# REQUIRED WORK:
Copy out each line of the listing below in which the string "icon" occurs.

# INPUT FOR THIS TASK:
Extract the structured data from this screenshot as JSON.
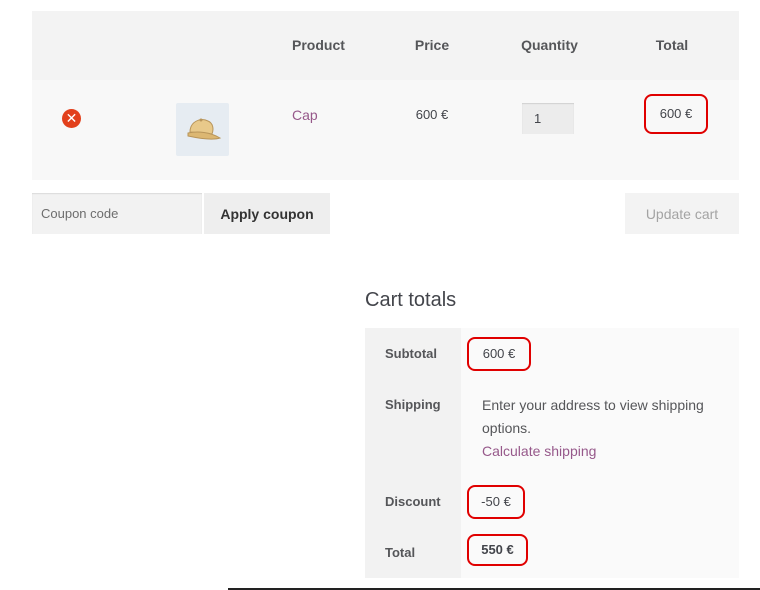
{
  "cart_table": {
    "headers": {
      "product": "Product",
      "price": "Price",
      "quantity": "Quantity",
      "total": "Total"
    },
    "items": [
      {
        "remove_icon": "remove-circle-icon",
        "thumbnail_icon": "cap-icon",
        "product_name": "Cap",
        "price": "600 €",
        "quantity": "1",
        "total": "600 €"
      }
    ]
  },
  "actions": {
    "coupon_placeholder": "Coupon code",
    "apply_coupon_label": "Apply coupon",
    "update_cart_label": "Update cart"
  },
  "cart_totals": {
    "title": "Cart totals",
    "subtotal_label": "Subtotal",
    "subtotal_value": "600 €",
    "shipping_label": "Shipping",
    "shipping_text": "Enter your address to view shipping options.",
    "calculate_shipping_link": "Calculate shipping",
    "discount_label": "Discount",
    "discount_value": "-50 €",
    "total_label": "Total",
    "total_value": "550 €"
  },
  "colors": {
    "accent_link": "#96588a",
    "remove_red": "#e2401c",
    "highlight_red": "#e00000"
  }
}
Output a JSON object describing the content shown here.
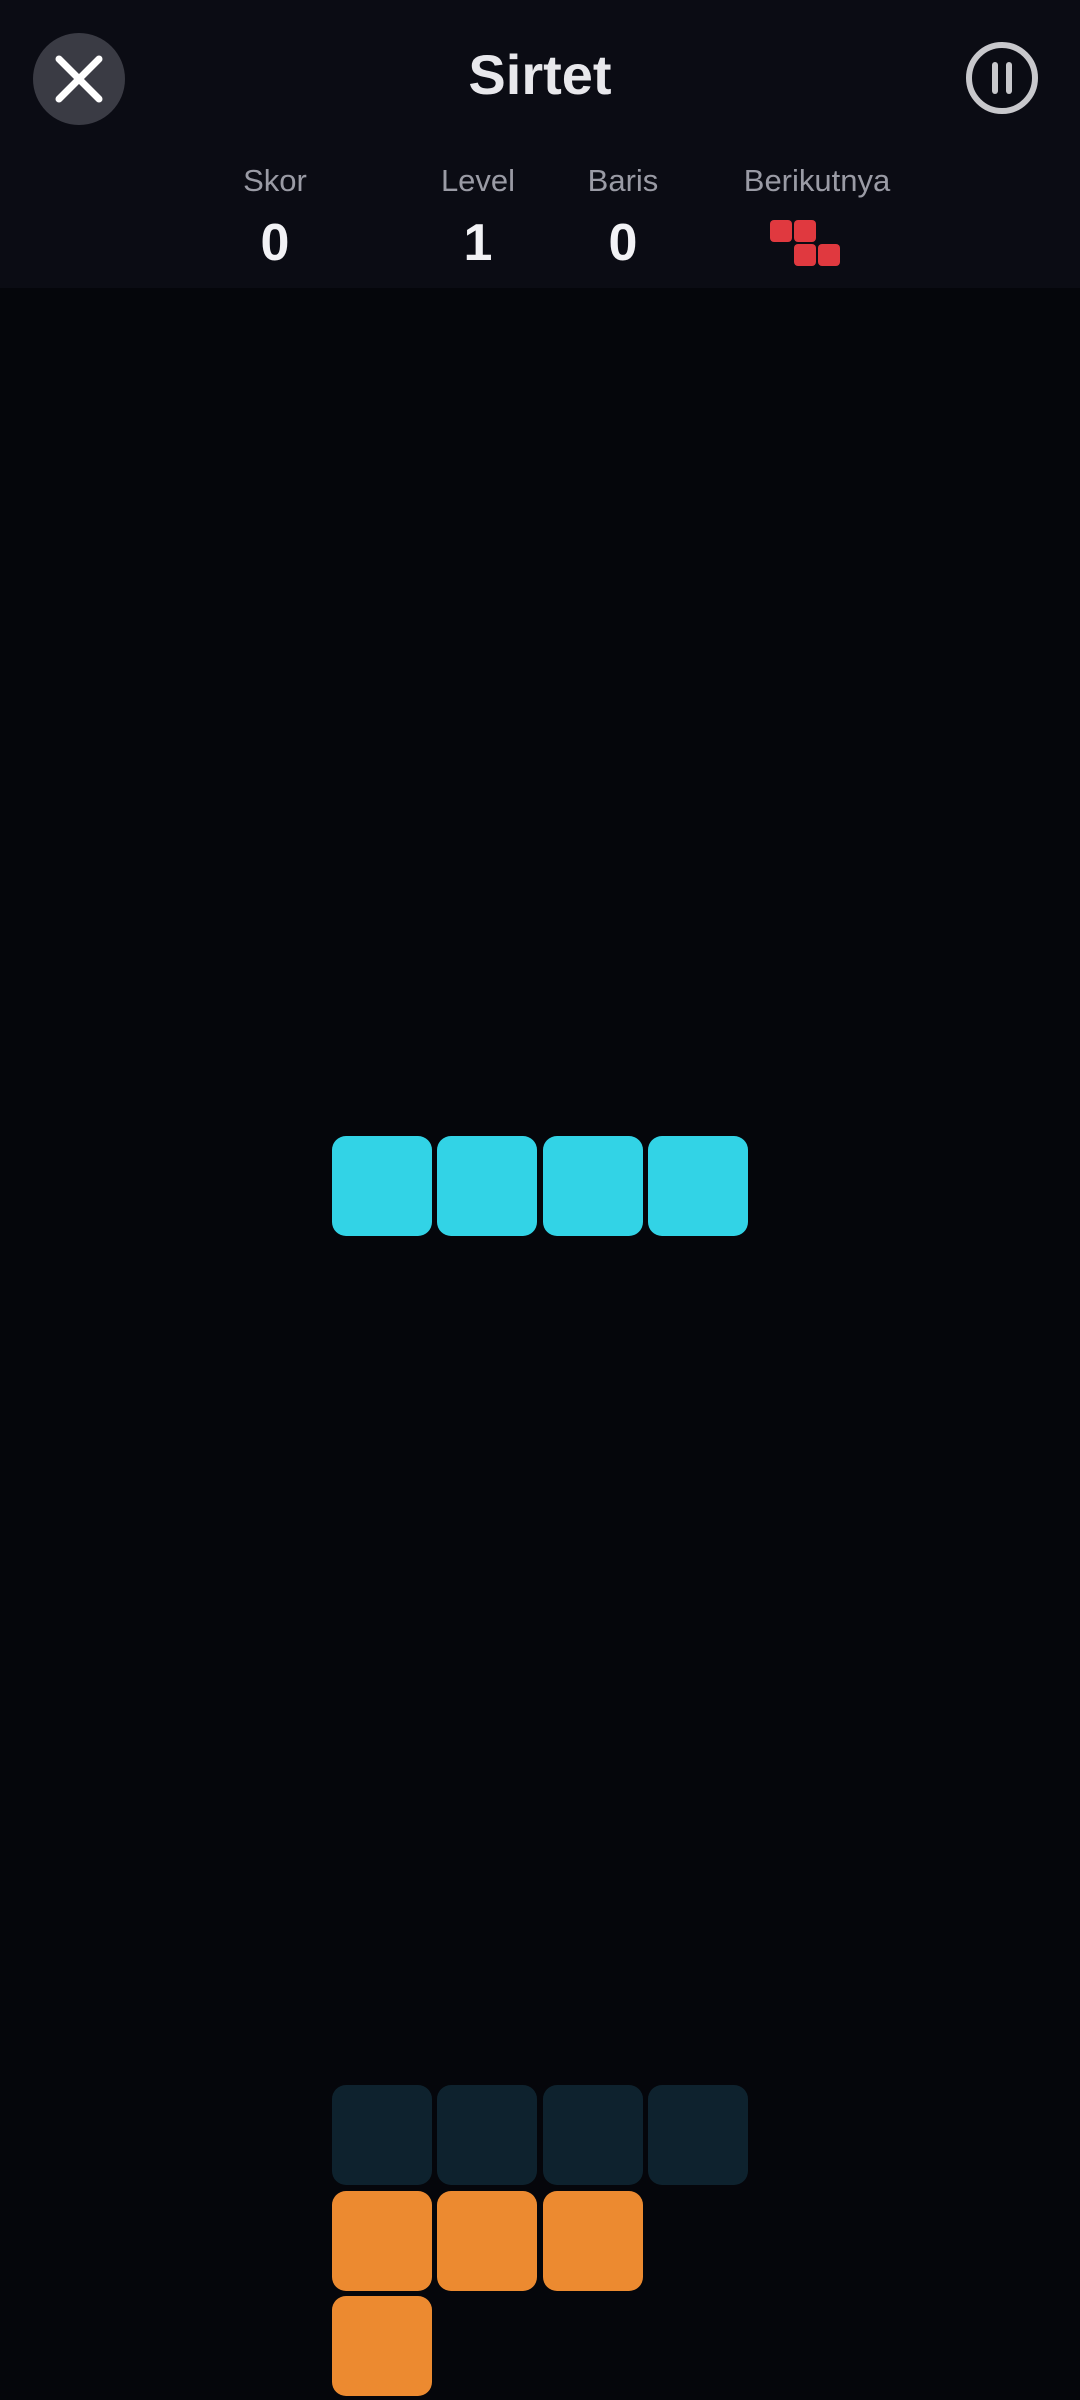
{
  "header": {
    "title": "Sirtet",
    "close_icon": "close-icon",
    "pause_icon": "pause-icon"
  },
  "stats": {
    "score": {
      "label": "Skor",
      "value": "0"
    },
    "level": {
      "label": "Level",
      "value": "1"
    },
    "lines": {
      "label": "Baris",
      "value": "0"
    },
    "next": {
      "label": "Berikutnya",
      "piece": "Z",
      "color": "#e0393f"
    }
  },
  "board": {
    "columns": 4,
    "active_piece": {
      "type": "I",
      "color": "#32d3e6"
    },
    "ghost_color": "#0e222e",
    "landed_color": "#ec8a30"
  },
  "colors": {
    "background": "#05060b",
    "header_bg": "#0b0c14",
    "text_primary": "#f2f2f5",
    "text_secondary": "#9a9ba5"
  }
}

# RESPONSE BOX:
        "remove_icon": "remove-circle-icon",
        "thumbnail_icon": "cap-icon",
    "close_icon": "close-icon",
    "pause_icon": "pause-icon"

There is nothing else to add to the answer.